_TASK TO COMPLETE_
Check each line of the records below for the word "Restaurant" and copy those where it appears.

Segment Start: MATERIAL FOR THIS TASK

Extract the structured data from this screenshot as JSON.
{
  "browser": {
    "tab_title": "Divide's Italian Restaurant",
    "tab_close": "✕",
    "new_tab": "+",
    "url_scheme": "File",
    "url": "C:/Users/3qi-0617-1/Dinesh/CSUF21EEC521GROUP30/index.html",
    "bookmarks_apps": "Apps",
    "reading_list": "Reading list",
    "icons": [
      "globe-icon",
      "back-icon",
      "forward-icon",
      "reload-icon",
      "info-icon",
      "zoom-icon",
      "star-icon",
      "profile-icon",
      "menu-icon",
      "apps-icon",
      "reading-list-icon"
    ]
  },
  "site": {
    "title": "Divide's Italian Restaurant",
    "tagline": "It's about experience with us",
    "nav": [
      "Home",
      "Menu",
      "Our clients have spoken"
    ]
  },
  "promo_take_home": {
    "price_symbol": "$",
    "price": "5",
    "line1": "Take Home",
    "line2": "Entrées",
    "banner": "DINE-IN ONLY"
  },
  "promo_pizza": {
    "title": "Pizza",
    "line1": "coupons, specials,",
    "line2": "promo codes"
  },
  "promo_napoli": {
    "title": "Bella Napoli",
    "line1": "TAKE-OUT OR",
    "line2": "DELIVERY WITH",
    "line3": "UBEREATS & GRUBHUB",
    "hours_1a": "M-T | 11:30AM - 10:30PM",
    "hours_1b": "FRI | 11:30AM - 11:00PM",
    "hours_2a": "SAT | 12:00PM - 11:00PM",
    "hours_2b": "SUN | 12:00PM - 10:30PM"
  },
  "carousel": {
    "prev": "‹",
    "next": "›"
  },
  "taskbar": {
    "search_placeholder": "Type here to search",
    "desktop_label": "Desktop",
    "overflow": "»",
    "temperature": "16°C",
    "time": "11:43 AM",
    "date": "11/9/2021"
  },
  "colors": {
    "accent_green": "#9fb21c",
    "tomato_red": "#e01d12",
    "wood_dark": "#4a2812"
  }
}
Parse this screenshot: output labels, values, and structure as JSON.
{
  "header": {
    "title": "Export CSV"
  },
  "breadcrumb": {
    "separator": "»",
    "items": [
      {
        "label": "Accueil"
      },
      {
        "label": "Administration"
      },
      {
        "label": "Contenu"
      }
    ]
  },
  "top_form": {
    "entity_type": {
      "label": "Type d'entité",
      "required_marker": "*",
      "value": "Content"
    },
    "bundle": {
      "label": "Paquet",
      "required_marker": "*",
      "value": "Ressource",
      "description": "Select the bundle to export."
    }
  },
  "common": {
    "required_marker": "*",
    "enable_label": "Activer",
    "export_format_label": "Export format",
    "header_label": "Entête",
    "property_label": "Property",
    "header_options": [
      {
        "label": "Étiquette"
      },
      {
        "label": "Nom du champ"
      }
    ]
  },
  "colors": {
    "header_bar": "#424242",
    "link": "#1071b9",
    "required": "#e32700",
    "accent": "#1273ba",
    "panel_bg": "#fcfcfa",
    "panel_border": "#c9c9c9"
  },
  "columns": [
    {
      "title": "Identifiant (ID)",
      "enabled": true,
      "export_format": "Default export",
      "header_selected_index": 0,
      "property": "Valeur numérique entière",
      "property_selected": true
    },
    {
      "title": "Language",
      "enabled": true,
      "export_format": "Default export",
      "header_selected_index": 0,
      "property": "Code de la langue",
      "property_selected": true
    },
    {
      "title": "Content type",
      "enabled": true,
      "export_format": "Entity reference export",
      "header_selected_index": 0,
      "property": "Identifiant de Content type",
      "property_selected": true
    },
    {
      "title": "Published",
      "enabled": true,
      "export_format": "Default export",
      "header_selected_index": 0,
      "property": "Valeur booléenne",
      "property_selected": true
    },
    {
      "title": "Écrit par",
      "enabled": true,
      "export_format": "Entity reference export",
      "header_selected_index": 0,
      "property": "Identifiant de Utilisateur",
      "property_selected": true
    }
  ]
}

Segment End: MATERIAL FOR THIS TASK

_SOLUTION BELOW_
    "tab_title": "Divide's Italian Restaurant",
    "title": "Divide's Italian Restaurant",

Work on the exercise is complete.